Check every line of the entries below for the word "úteis", and copy the ones that have it.

══ Material for this task

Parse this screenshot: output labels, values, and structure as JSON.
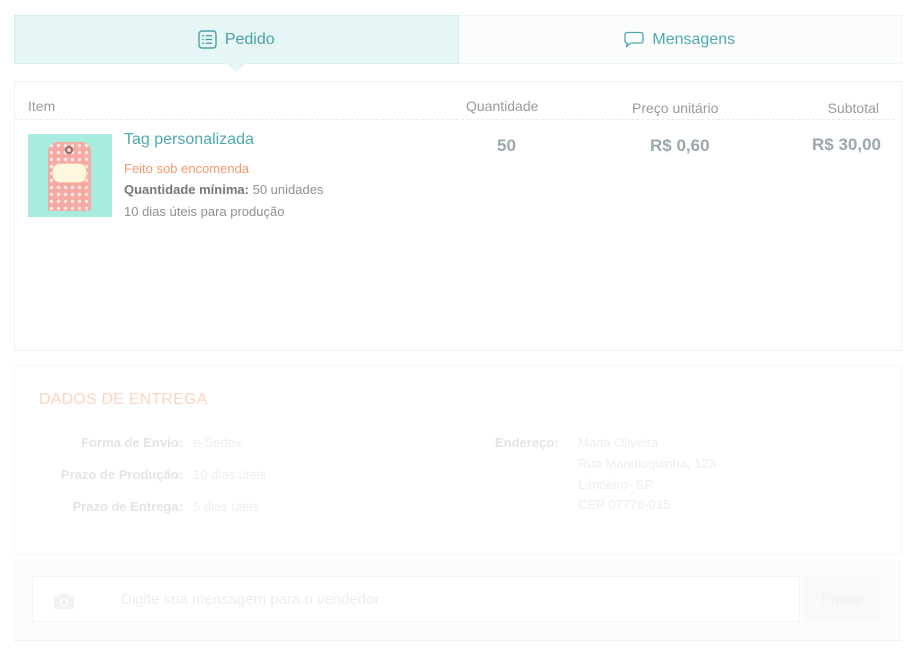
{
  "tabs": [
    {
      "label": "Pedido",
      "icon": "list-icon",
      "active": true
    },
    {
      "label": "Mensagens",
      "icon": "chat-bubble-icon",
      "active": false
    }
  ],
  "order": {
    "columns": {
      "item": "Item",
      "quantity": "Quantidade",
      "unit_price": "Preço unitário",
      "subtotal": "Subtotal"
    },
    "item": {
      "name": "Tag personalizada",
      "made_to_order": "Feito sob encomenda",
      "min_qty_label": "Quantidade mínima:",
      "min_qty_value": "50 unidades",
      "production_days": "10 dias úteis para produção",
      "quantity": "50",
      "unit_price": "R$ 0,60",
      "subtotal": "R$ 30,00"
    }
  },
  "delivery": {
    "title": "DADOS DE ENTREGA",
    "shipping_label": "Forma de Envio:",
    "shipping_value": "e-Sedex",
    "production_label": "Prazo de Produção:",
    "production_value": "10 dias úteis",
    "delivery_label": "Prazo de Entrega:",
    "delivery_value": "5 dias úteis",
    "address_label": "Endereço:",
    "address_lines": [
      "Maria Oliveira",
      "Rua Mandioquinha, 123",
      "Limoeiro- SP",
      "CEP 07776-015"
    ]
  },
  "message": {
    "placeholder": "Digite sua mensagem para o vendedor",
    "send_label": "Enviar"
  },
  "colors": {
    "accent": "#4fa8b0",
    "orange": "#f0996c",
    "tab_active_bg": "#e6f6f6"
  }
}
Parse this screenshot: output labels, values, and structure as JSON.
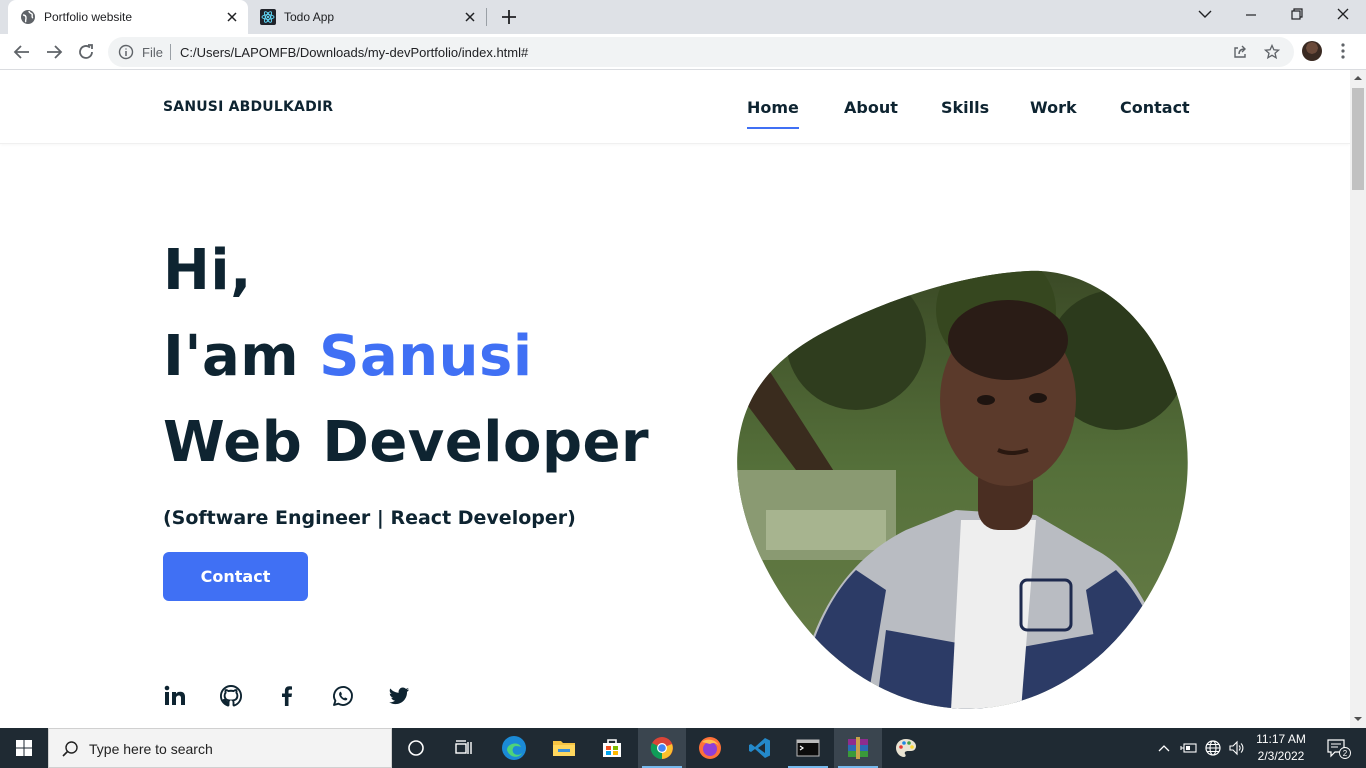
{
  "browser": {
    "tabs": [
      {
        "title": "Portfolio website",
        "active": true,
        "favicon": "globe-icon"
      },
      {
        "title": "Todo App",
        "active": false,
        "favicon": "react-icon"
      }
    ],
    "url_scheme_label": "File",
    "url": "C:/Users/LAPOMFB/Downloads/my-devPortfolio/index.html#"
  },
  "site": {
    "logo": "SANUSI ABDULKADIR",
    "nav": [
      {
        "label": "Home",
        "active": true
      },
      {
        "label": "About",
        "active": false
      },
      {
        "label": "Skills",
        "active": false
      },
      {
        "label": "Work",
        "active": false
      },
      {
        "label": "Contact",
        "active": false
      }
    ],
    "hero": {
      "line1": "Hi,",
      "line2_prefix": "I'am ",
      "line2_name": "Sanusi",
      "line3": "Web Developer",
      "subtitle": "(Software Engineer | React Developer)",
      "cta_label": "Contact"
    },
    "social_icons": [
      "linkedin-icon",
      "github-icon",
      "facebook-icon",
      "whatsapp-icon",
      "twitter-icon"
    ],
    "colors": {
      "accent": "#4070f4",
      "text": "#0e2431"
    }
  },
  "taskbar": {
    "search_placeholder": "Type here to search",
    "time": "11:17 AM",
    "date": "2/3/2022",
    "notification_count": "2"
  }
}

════
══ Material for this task

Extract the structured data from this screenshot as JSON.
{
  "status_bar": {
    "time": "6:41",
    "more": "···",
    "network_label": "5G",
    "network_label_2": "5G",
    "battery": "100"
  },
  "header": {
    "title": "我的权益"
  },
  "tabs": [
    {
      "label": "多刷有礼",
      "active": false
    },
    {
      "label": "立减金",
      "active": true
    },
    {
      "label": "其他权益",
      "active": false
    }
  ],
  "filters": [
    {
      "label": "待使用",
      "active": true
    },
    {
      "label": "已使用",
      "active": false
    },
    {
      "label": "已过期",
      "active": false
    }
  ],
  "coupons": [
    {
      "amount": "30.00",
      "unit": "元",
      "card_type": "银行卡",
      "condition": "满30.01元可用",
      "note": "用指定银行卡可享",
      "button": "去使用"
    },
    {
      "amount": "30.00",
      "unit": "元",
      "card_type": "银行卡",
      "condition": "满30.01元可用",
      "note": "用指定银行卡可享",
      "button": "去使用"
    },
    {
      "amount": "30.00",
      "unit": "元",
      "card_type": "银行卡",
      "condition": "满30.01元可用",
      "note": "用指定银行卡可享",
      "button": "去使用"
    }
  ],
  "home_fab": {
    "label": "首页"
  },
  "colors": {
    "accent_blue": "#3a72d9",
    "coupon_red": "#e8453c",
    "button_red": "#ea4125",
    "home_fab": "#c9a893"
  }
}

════

Written solution:
      "production_days": "10 dias úteis para produção",
    "production_value": "10 dias úteis",
    "delivery_value": "5 dias úteis",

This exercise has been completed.